[[ Information shown, beginning ]]
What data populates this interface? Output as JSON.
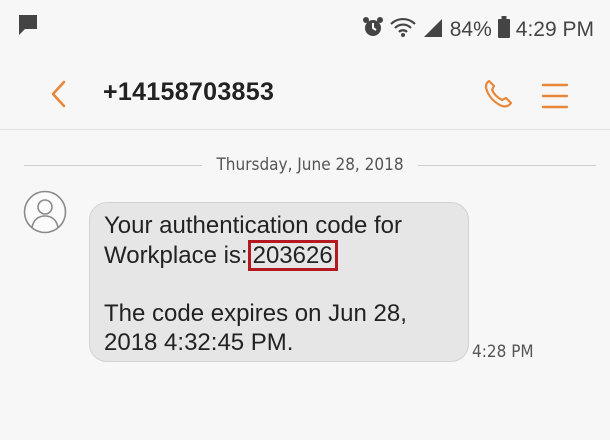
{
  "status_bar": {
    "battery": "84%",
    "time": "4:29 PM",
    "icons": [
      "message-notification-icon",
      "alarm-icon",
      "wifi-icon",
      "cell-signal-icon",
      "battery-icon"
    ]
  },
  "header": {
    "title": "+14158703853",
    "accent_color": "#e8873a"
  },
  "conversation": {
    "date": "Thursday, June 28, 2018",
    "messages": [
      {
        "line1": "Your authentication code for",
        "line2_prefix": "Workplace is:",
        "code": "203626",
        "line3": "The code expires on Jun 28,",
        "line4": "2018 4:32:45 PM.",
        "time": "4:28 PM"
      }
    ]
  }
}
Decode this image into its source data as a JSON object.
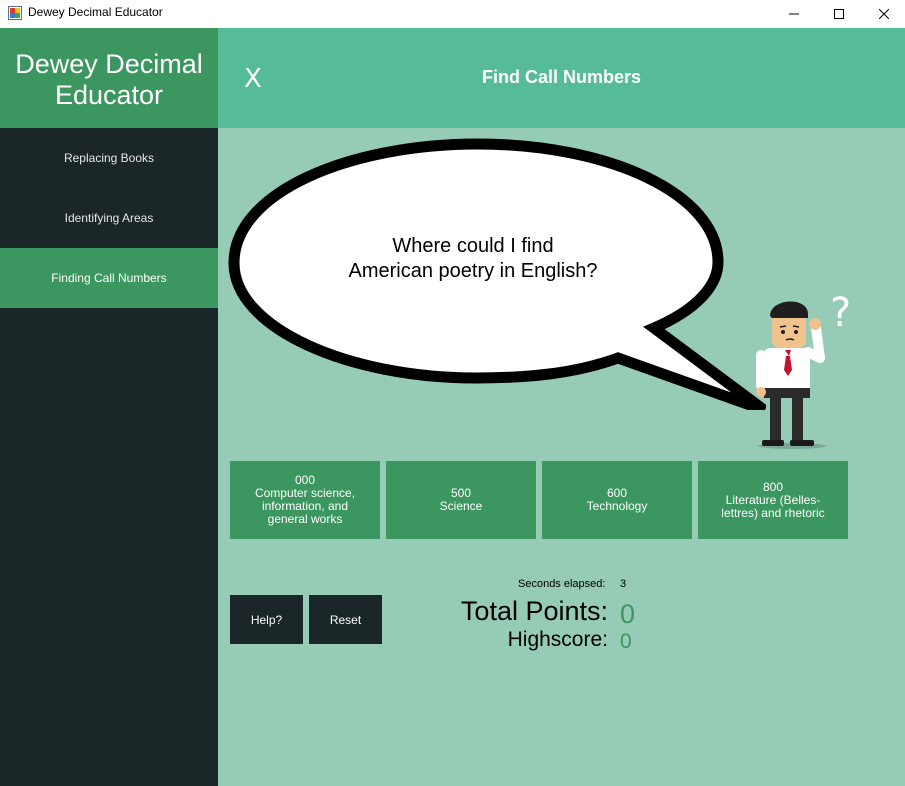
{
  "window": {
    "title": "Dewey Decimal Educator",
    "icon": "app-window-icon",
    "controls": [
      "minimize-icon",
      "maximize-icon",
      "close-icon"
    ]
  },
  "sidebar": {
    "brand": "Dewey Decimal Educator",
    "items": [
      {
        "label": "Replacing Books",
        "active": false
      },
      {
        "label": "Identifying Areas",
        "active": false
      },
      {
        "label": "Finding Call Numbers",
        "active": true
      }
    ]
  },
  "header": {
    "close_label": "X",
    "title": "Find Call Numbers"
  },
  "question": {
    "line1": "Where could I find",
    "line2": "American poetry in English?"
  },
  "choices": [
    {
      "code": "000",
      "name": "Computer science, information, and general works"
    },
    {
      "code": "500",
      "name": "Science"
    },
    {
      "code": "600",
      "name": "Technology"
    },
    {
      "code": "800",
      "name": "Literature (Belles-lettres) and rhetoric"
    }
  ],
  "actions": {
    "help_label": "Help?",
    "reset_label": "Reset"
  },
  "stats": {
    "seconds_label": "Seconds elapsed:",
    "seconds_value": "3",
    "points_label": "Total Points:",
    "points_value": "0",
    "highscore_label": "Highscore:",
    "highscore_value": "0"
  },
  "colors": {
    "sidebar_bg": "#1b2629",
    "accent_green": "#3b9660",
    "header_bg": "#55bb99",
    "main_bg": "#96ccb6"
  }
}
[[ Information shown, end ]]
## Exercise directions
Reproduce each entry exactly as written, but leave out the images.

## The completed task
What data populates this interface? Output as JSON.
{
  "status_bar": {
    "battery": "84%",
    "time": "4:29 PM",
    "icons": [
      "message-notification-icon",
      "alarm-icon",
      "wifi-icon",
      "cell-signal-icon",
      "battery-icon"
    ]
  },
  "header": {
    "title": "+14158703853",
    "accent_color": "#e8873a"
  },
  "conversation": {
    "date": "Thursday, June 28, 2018",
    "messages": [
      {
        "line1": "Your authentication code for",
        "line2_prefix": "Workplace is:",
        "code": "203626",
        "line3": "The code expires on Jun 28,",
        "line4": "2018 4:32:45 PM.",
        "time": "4:28 PM"
      }
    ]
  }
}
Decode this image into its source data as a JSON object.
{
  "window": {
    "title": "Dewey Decimal Educator",
    "icon": "app-window-icon",
    "controls": [
      "minimize-icon",
      "maximize-icon",
      "close-icon"
    ]
  },
  "sidebar": {
    "brand": "Dewey Decimal Educator",
    "items": [
      {
        "label": "Replacing Books",
        "active": false
      },
      {
        "label": "Identifying Areas",
        "active": false
      },
      {
        "label": "Finding Call Numbers",
        "active": true
      }
    ]
  },
  "header": {
    "close_label": "X",
    "title": "Find Call Numbers"
  },
  "question": {
    "line1": "Where could I find",
    "line2": "American poetry in English?"
  },
  "choices": [
    {
      "code": "000",
      "name": "Computer science, information, and general works"
    },
    {
      "code": "500",
      "name": "Science"
    },
    {
      "code": "600",
      "name": "Technology"
    },
    {
      "code": "800",
      "name": "Literature (Belles-lettres) and rhetoric"
    }
  ],
  "actions": {
    "help_label": "Help?",
    "reset_label": "Reset"
  },
  "stats": {
    "seconds_label": "Seconds elapsed:",
    "seconds_value": "3",
    "points_label": "Total Points:",
    "points_value": "0",
    "highscore_label": "Highscore:",
    "highscore_value": "0"
  },
  "colors": {
    "sidebar_bg": "#1b2629",
    "accent_green": "#3b9660",
    "header_bg": "#55bb99",
    "main_bg": "#96ccb6"
  }
}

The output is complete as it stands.